This southern Utah kick led me to pick up a book I’ve long wanted to read from an author who has been on my mind often this year: Wallace Stegner’s Beyond the Hundredth Meridian, a biography of John Wesley Powell. Powell is best known as the one-armed Civil War veteran who was the first man to sail down the Colorado River. His journey began at Green River in modern-day Wyoming and made its way down through countless canyons before going through the Grand, every day an adventure down rapids in uncharted territory. If Powell’s story ended there, he would be an explorer second only to Lewis and Clark in his importance to the story of the American West.

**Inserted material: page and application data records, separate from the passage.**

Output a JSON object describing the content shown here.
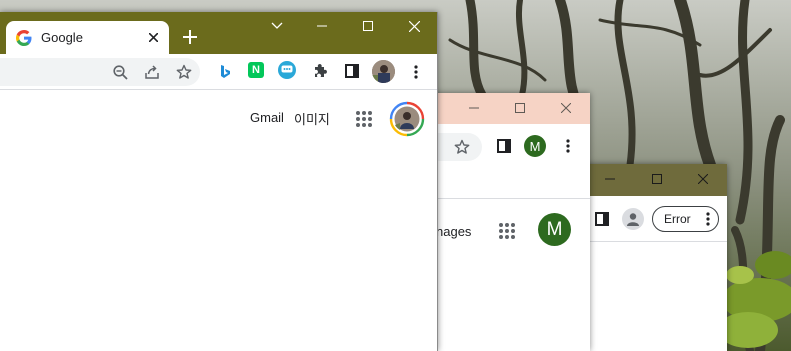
{
  "desktop": {
    "wallpaper": "forest-photo"
  },
  "window_front": {
    "tab": {
      "favicon": "google-g-icon",
      "title": "Google",
      "close_icon": "close-icon"
    },
    "new_tab_icon": "plus-icon",
    "caption_buttons": [
      "chevron-down-icon",
      "minimize-icon",
      "maximize-icon",
      "close-icon"
    ],
    "toolbar_icons": [
      "zoom-icon",
      "share-icon",
      "bookmark-star-icon",
      "extension-bing-icon",
      "extension-naver-icon",
      "extension-chat-icon",
      "puzzle-icon",
      "side-panel-icon",
      "profile-avatar",
      "more-vert-icon"
    ],
    "extension_naver_label": "N",
    "header_links": {
      "gmail": "Gmail",
      "images": "이미지"
    },
    "apps_icon": "apps-grid-icon",
    "account_icon": "account-avatar"
  },
  "window_middle": {
    "frame_color": "#f6d3c5",
    "caption_buttons": [
      "minimize-icon",
      "maximize-icon",
      "close-icon"
    ],
    "profile_initial": "M",
    "profile_color": "#2d6a1f",
    "images_link_partial": "nages",
    "account_initial": "M",
    "account_color": "#2d6a1f"
  },
  "window_back": {
    "frame_color": "#6f6b3c",
    "caption_buttons": [
      "minimize-icon",
      "maximize-icon",
      "close-icon"
    ],
    "error_chip": "Error"
  },
  "colors": {
    "front_frame": "#6b6b1c",
    "accent_blue": "#1a73e8"
  }
}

Powell, however, was much more than that, and over half of Stegner’s account is devoted to his life on dry land. He brought a nineteenth century encyclopedist’s  enthusiasm to his pursuits, with a fervent belief that he could collect enough information to build a better understanding of his world and thereby guide it toward more sane. His first ventures west were eclectic expeditions of family and students that just collected every specimen he could manage. He was the godfather of the U.S.Geological Survey, that meticulous attempt to understand the land and it bounties, and his efforts laid the foundation for the Bureau of Reclamation,which devoted itself to making much of the West as inhabitable as possible while preserving the rest. Powell’s pet interest in ethnography—the recording of details of the indigenous peoples of the West—was a staple later in his career,even when political winds in the west blew against him. His resistance to a  that the West could be settled seamlessly made him his share of enemies.

Beyond the Hundredth Meridian sets out to puncture the mythology of the American West. Over half of those supposedly hardy pioneers failed and moved back east or faced worse fates. And that was in the more fertile Midwest, before white settlement reached the 100 degree longitude line beyond which rainfall became far rarer. “[T]he romanticizing of the West…led to acute political and economic and agricultural blunders, to the sour failure of projects and lives, to the vast and avoidable waste of some resources and the monopolization of others,” Stegner writes. “There was too little factual corrective, too little allowance for swiftly changing times, and trouble ensued when people ignorant of the West and needing to know a lot about it mistook imagination for observation and art for life.”

In spite of his recognition of nature’s limits, Powell was no Malthusian convinced that humans were doomed in the face of nature. On the contrary, he was at his core a believer in science and progress: “The revelation of science is this: Every generation in life is a step in progress to a higher and fuller life; science has discovered hope,” Stegner quotes from an 1882 lecture by Powell on Darwin. Blind optimism on this order suffered significant setbacks beginning with the First World War, but both Powell and his twentieth-century interlocutor seem aware that political roadblocks and the vagaries of human nature do not undermine the logic behind the path toward understanding and better politics.

There is a middle ground between naïve hope in human progress and resignation to human limits. It recognizes that humans can adapt and even tame nature, but never in full. It sees in humans a capacity for works of both incredible construction and incredible destruction, of genius and idiocy. It seeks complete understanding, even when it recognizes the impossibility of achieving it. This is the Powell mindset, the Stegner mindset, and a mindset that is not hard to inhabit at the tail end of an arduous hike through canyon country, a simultaneous sense of awe at the nature that surrounds the hiker and a sense of conquest upon summiting peaks. (John Muir: “Double happy, however,is the man to whom lofty mountain tops are within reach.”) Yes, it is somewhere in this realm that happiness lies.